I took the season that I initially presented for the Indio Performing Arts Center, put it up for Desert Theatreworks. We did incredibly well for our very first season. From then on, the trajectory was just upward. We outgrew the space within four years and then we moved over to the current location, in the Indio Performing Arts Center.
How long have you been at the Indio Performing Arts Center? How critical was finding that venue to extending the future of Desert Theatreworks?
It was crucial. Venues are hard to come by out in the desert unless you create your own. This was a great opportunity. I had always had a very good relationship with the city of Indio when I was with the former Indio Performing Arts Center board. I had a good relationship with the city and they knew my quality of work. That made it easier to come in and start managing the space because I had previous relationship with them. When things don't work out previously, there's sometimes a lot of skepticism.
I'm sure there were skeptics wondering if there could even be theater, if there could be theater in Indio and would people come. We've been here since 2017 in this building. We were at the Joslyn Center for about four years from 2013. Since 2017, sales have just gone upward. Our demographic has grown from just senior clientele to all the way as young as 6 years old coming to see our shows.
Our very successful KidsWorks kids camp and KidsWorks outreach programs that focus on education, have introduced a lot of families to theater that wouldn't normally be exposed to it. We're growing our audience every year and pre-pandemic, we were having our best numbers. We were sold out every performance for our last three productions before we closed because of the mandatory shutdown.
Why was it important to include this Patsy Cline play in your 2022 season?
We have staged the show very carefully with lighting, sound, and projections and all those great things that can add to the wonderful elements of theater.
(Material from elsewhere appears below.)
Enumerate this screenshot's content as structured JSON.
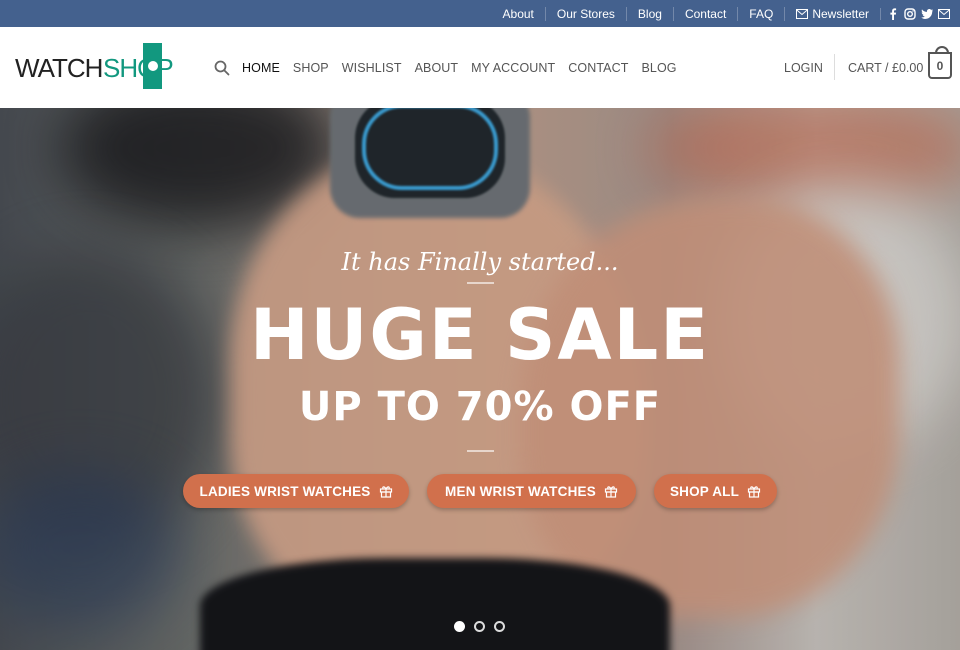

The performances are outstanding and it's a lot less of a tribute show. It is not even a jukebox musical. Although it has all of her songs it is a play with music that is so moving and touching.
Do you expect to bring back your KidsWorks and Artworks programs this year?
Yes, we do. As long as things don't change pandemic wise, we are planning for an April, May target of rolling out our KidsWorks and ArtWorks programs for the spring. If things change, we'll postpone to the following year. Hopefully, fingers crossed, that we can go as planned.
What is the best part of local theater to you?
The local theater scene is so dedicated here in the Coachella Valley. There are so many theater companies. Not to mention, that there are so many educational school programs in the public schools and private schools that have theater. There is lots of diversity in the types of theater companies that we have here in the valley. There's something for everyone, but the theater community at large is a thriving thing. We all know each other, and we are all supportive of each other.
• READ NEXT: A Synopsis of the 2022 Coachella Valley Theater Season.